Safeway Steps Up Efforts to Prevent Mercury Exposure
Oceana Congratulates Leading Supermarket Chain, Urges Others to Follow
Press Release Date: April 25, 2006
Location: Washington, DC
Oceana congratulated Safeway today on the supermarket chain’s commitment to post mercury advisory signs nationally at its stores’ seafood counters. Oceana’s Stop Seafood Contamination Campaign, launched in January 2005, has called on Safeway and all other major supermarket chains to post signs based on the Food and Drug Administration’s (FDA) 2004 advisory for mercury in seafood.
Oceana learned of Safeway’s commitment when it received a copy of the corporate communication sent to stores mandating that they post warning signs.
“Shoppers in Safeway stores, and the other chains Safeway owns such as Dominicks, will now get the information they need to make healthy choices for their families,” said Andrew Sharpless, Oceana’s Chief Executive Officer. “Fish should be an important part of the diet, both now and in the future. Safeway’s leadership in posting signs in its stores is the first step in solving the problem, and will go a long way toward protecting public health.”

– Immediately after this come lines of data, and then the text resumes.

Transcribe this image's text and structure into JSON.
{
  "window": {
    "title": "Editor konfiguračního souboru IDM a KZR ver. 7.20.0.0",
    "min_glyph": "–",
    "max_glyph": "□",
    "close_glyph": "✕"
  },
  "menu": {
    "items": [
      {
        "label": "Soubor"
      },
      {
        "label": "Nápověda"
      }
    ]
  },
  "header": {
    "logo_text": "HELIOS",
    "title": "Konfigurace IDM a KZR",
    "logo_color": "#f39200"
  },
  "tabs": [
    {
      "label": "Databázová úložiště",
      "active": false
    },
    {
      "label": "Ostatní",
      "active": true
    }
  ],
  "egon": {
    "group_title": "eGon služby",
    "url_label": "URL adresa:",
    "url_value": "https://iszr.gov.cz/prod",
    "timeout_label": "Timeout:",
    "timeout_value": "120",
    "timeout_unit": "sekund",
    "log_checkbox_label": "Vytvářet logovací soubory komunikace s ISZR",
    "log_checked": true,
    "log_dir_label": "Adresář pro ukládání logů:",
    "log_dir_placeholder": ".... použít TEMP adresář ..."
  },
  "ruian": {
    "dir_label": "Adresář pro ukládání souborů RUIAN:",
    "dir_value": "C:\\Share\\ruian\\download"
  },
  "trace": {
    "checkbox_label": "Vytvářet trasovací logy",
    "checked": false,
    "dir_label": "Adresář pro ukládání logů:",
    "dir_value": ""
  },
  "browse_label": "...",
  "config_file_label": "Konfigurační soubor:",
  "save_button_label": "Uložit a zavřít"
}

In 2004, the FDA advised women of child-bearing age and children to avoid swordfish, king mackerel, tilefish, and shark. The FDA also advised them to limit albacore tuna and tuna steaks to no more than six ounces per week. The FDA has determined that mercury contamination in these species is high enough to threaten fetal development and children’s health.
According to Jackie Savitz, Director of Oceana’s Campaign to Stop Seafood Contamination, most people are unaware of the FDA advice: “Two of every three people don’t know which fish contain dangerous levels of mercury, but consumers have a right to know. We are glad Safeway stepped up to the plate, and we hope the other grocery store chains will follow.”
In June, 2005, Oceana sent letters to the heads of several major grocery chains, including Safeway, Whole Foods, Costco, Wal-Mart, Albertsons, Trader Joe’s and Royal Ahold, owners of Giant and Stop-n-Shop, requesting that they post mercury advisory signs in all their stores to help consumers make educated choices when buying seafood. Last August, Oceana coordinated an event in which more than 2000 of its members signed up to ask their local grocers to post signs wherever fish subject to the FDA advisory are sold. Safeway is the second major supermarket chain to commit to posting signs nationally, Wild Oats Markets being the first. In June, Oceana will produce and release a “Grocery Green List” to help direct shoppers to the stores that post this important information.
Oceana’s campaign to educate the public about the risk of mercury in seafood is part of a global effort that includes reducing mercury levels in the environment by getting the nation’s few remaining chlorine production plants that still use outdated mercury technology to go mercury-free.
For more information about Oceana’s Seafood Contamination Campaign, visit www.oceana.org/mercury.